Is this essentially what you're proposing?

Oh, here's a couple of other interesting examples:


struct NewString = String;
let s: NewString;

What's the type of s.replace("foo", "bar")? Note that String, and thus NewString, doesn't have a replace method, it actually comes from dereferencing to str! Thus it would use the normal str method and return String.


You might also want to have a struct NewStr = str;, but how do you change all NewString's methods that use &str to use NewStr?


trait A {}
trait B {}
trait C {}

struct Foo<T>;
impl<T: B> A for Foo<T> {}

struct Bar<T> = Foo<T>;
impl<T: C> A for Bar<T> {}

Is A implemented for Bar<T> where T: B + !C?

  • if yes, isn't this specialization, with all its soundness problems?
  • if no, this is kinda surprising, it means you can lose traits implementations (well, technically you already do with the ones where Self is replaced by the wrapper struct).
5 Likes

This adds a semantic difference to an impl using the Self alias or just saying T which currently doesn't exist. For the reasons @steffahn mentioned just swapping all mentions of the self type which don't use Self is also problematic.

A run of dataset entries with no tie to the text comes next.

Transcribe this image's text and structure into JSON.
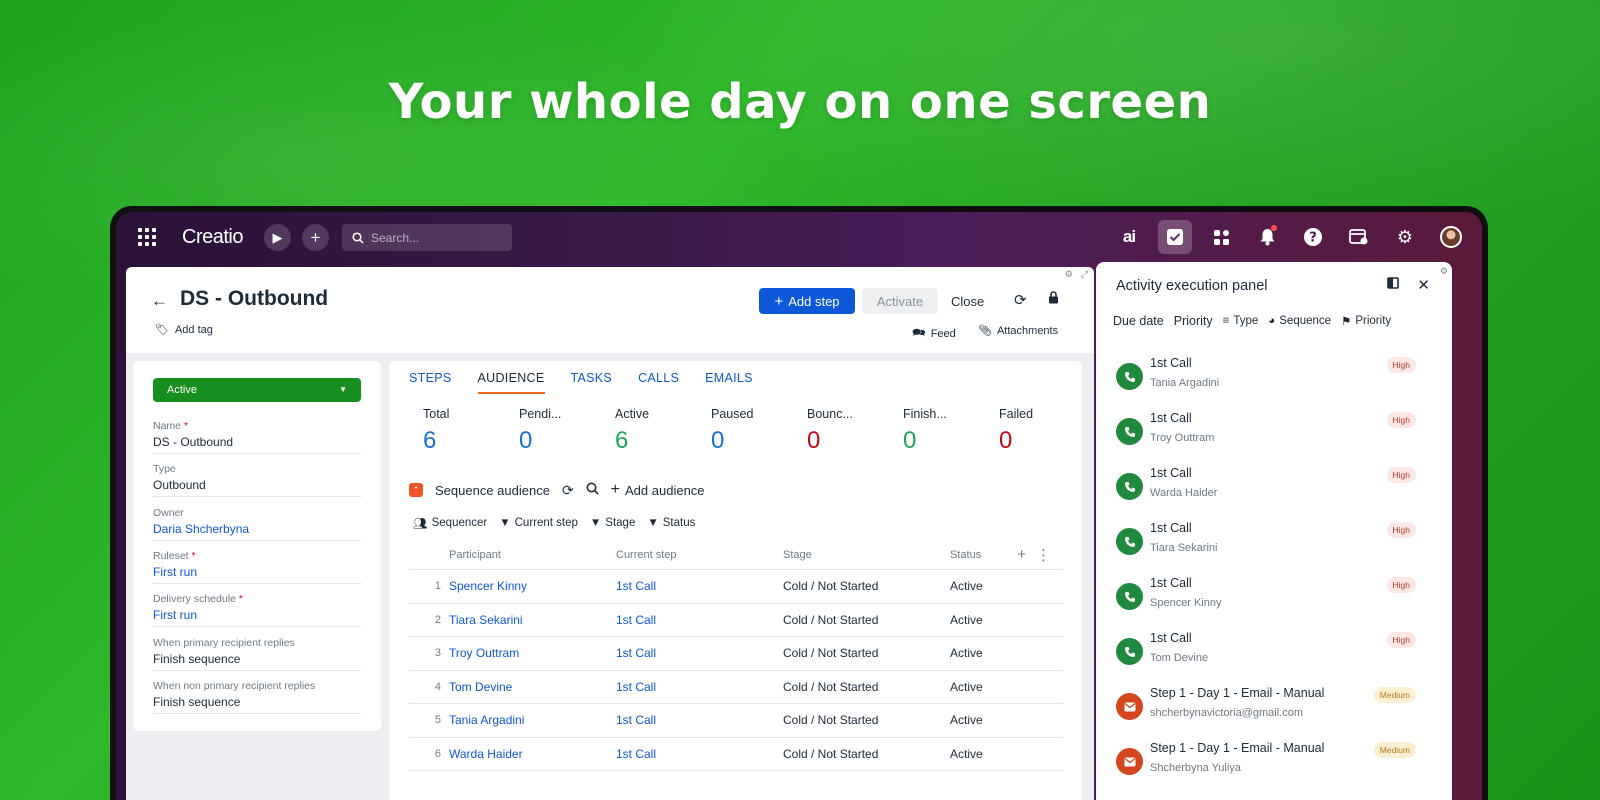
{
  "headline": "Your whole day on one screen",
  "topbar": {
    "logo": "Creatio",
    "search_placeholder": "Search...",
    "ai_label": "ai"
  },
  "record": {
    "title": "DS - Outbound",
    "add_tag": "Add tag",
    "buttons": {
      "add_step": "Add step",
      "activate": "Activate",
      "close": "Close"
    },
    "feed": "Feed",
    "attachments": "Attachments"
  },
  "details": {
    "status": "Active",
    "fields": [
      {
        "label": "Name",
        "required": "*",
        "value": "DS - Outbound",
        "link": false
      },
      {
        "label": "Type",
        "required": "",
        "value": "Outbound",
        "link": false
      },
      {
        "label": "Owner",
        "required": "",
        "value": "Daria Shcherbyna",
        "link": true
      },
      {
        "label": "Ruleset",
        "required": "*",
        "value": "First run",
        "link": true
      },
      {
        "label": "Delivery schedule",
        "required": "*",
        "value": "First run",
        "link": true
      },
      {
        "label": "When primary recipient replies",
        "required": "",
        "value": "Finish sequence",
        "link": false
      },
      {
        "label": "When non primary recipient replies",
        "required": "",
        "value": "Finish sequence",
        "link": false
      }
    ]
  },
  "tabs": [
    "STEPS",
    "AUDIENCE",
    "TASKS",
    "CALLS",
    "EMAILS"
  ],
  "selected_tab": 1,
  "stats": [
    {
      "label": "Total",
      "value": "6",
      "color": "#1c6fd1"
    },
    {
      "label": "Pendi...",
      "value": "0",
      "color": "#1c6fd1"
    },
    {
      "label": "Active",
      "value": "6",
      "color": "#23a45a"
    },
    {
      "label": "Paused",
      "value": "0",
      "color": "#1c6fd1"
    },
    {
      "label": "Bounc...",
      "value": "0",
      "color": "#d0021b"
    },
    {
      "label": "Finish...",
      "value": "0",
      "color": "#23a45a"
    },
    {
      "label": "Failed",
      "value": "0",
      "color": "#d0021b"
    }
  ],
  "audience": {
    "title": "Sequence audience",
    "add_audience": "Add audience",
    "filters": [
      "Sequencer",
      "Current step",
      "Stage",
      "Status"
    ],
    "columns": [
      "Participant",
      "Current step",
      "Stage",
      "Status"
    ],
    "rows": [
      {
        "num": "1",
        "participant": "Spencer Kinny",
        "step": "1st Call",
        "stage": "Cold / Not Started",
        "status": "Active"
      },
      {
        "num": "2",
        "participant": "Tiara Sekarini",
        "step": "1st Call",
        "stage": "Cold / Not Started",
        "status": "Active"
      },
      {
        "num": "3",
        "participant": "Troy Outtram",
        "step": "1st Call",
        "stage": "Cold / Not Started",
        "status": "Active"
      },
      {
        "num": "4",
        "participant": "Tom Devine",
        "step": "1st Call",
        "stage": "Cold / Not Started",
        "status": "Active"
      },
      {
        "num": "5",
        "participant": "Tania Argadini",
        "step": "1st Call",
        "stage": "Cold / Not Started",
        "status": "Active"
      },
      {
        "num": "6",
        "participant": "Warda Haider",
        "step": "1st Call",
        "stage": "Cold / Not Started",
        "status": "Active"
      }
    ]
  },
  "panel": {
    "title": "Activity execution panel",
    "sort": {
      "due_date": "Due date",
      "priority": "Priority",
      "type": "Type",
      "sequence": "Sequence",
      "priority_flag": "Priority"
    },
    "activities": [
      {
        "kind": "call",
        "title": "1st Call",
        "sub": "Tania Argadini",
        "badge": "High"
      },
      {
        "kind": "call",
        "title": "1st Call",
        "sub": "Troy Outtram",
        "badge": "High"
      },
      {
        "kind": "call",
        "title": "1st Call",
        "sub": "Warda Haider",
        "badge": "High"
      },
      {
        "kind": "call",
        "title": "1st Call",
        "sub": "Tiara Sekarini",
        "badge": "High"
      },
      {
        "kind": "call",
        "title": "1st Call",
        "sub": "Spencer Kinny",
        "badge": "High"
      },
      {
        "kind": "call",
        "title": "1st Call",
        "sub": "Tom Devine",
        "badge": "High"
      },
      {
        "kind": "mail",
        "title": "Step 1 - Day 1 - Email - Manual",
        "sub": "shcherbynavictoria@gmail.com",
        "badge": "Medium"
      },
      {
        "kind": "mail",
        "title": "Step 1 - Day 1 - Email - Manual",
        "sub": "Shcherbyna Yuliya",
        "badge": "Medium"
      }
    ]
  }
}
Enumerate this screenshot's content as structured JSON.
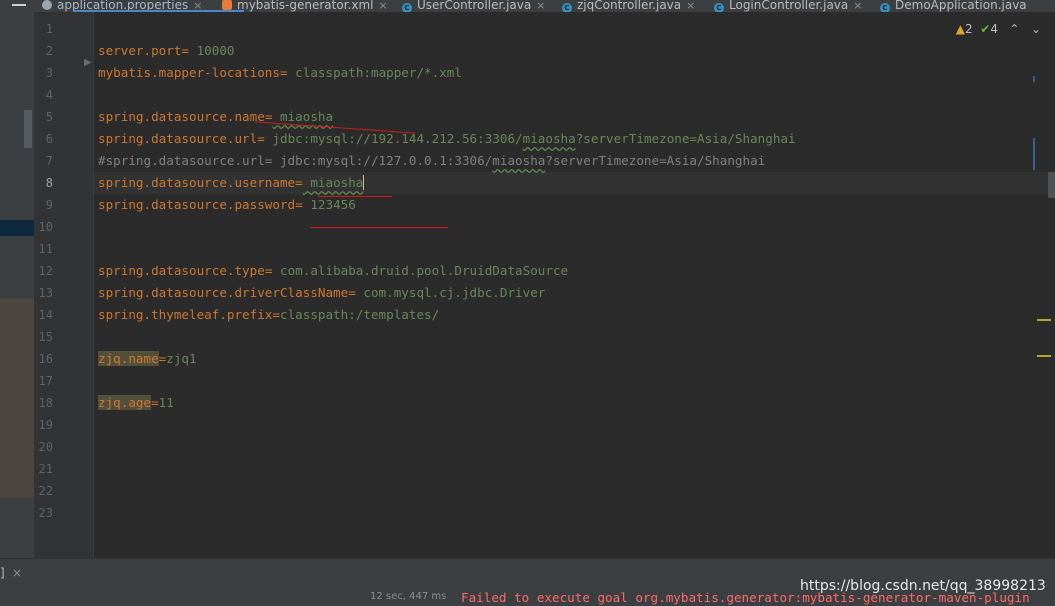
{
  "tabs": [
    {
      "label": "application.properties",
      "icon": "properties-file-icon",
      "active": true
    },
    {
      "label": "mybatis-generator.xml",
      "icon": "xml-file-icon"
    },
    {
      "label": "UserController.java",
      "icon": "java-class-icon"
    },
    {
      "label": "zjqController.java",
      "icon": "java-class-icon"
    },
    {
      "label": "LoginController.java",
      "icon": "java-class-icon"
    },
    {
      "label": "DemoApplication.java",
      "icon": "spring-app-icon"
    }
  ],
  "tab_close_glyph": "×",
  "inspection": {
    "warnings": "2",
    "ok": "4",
    "up": "^",
    "down": "v"
  },
  "line_numbers": [
    "1",
    "2",
    "3",
    "4",
    "5",
    "6",
    "7",
    "8",
    "9",
    "10",
    "11",
    "12",
    "13",
    "14",
    "15",
    "16",
    "17",
    "18",
    "19",
    "20",
    "21",
    "22",
    "23"
  ],
  "current_line": "8",
  "code": {
    "l2": {
      "key": "server.port",
      "eq": "=",
      "val": " 10000"
    },
    "l3": {
      "key": "mybatis.mapper-locations",
      "eq": "=",
      "val": " classpath:mapper/*.xml"
    },
    "l5": {
      "key": "spring.datasource.name",
      "eq": "=",
      "val": " miaosha"
    },
    "l6": {
      "key": "spring.datasource.url",
      "eq": "=",
      "val1": " jdbc:mysql://192.144.212.56:3306/",
      "typo": "miaosha",
      "val2": "?serverTimezone=Asia/Shanghai"
    },
    "l7": {
      "comment1": "#spring.datasource.url= jdbc:mysql://127.0.0.1:3306/",
      "typo": "miaosha",
      "comment2": "?serverTimezone=Asia/Shanghai"
    },
    "l8": {
      "key": "spring.datasource.username",
      "eq": "=",
      "val": " miaosha"
    },
    "l9": {
      "key": "spring.datasource.password",
      "eq": "=",
      "val": " 123456"
    },
    "l12": {
      "key": "spring.datasource.type",
      "eq": "=",
      "val": " com.alibaba.druid.pool.DruidDataSource"
    },
    "l13": {
      "key": "spring.datasource.driverClassName",
      "eq": "=",
      "val": " com.mysql.cj.jdbc.Driver"
    },
    "l14": {
      "key": "spring.thymeleaf.prefix",
      "eq": "=",
      "val": "classpath:/templates/"
    },
    "l16": {
      "key": "zjq.name",
      "eq": "=",
      "val": "zjq1"
    },
    "l18": {
      "key": "zjq.age",
      "eq": "=",
      "val": "11"
    }
  },
  "status": {
    "timing": "12 sec, 447 ms",
    "error": "Failed to execute goal org.mybatis.generator:mybatis-generator-maven-plugin",
    "watermark": "https://blog.csdn.net/qq_38998213",
    "bracket": "]"
  },
  "colors": {
    "key": "#cc7832",
    "value": "#6a8759",
    "comment": "#808080",
    "error": "#ff6b68",
    "background": "#2b2b2b"
  }
}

And as SkiFire points out you can have indirect mentions of the self type as well.

Additionally, this is an implementation concern, as Self (and other name aliases) are eagerly normalized in the compiler, so it's currently impossible to (reliably) tell if a transparent alias was used.